PROMPT — Could you copy every line of the data that contains "label"?

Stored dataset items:

____

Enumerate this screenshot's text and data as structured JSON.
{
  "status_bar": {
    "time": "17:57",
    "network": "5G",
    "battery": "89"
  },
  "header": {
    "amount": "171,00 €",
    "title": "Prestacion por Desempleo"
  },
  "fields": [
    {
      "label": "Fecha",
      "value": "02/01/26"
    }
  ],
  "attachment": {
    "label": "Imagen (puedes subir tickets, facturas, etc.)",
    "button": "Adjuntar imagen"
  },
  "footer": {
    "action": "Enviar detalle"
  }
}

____

WRITTEN SOLUTION —
      "label": "Fecha",
    "label": "Imagen (puedes subir tickets, facturas, etc.)",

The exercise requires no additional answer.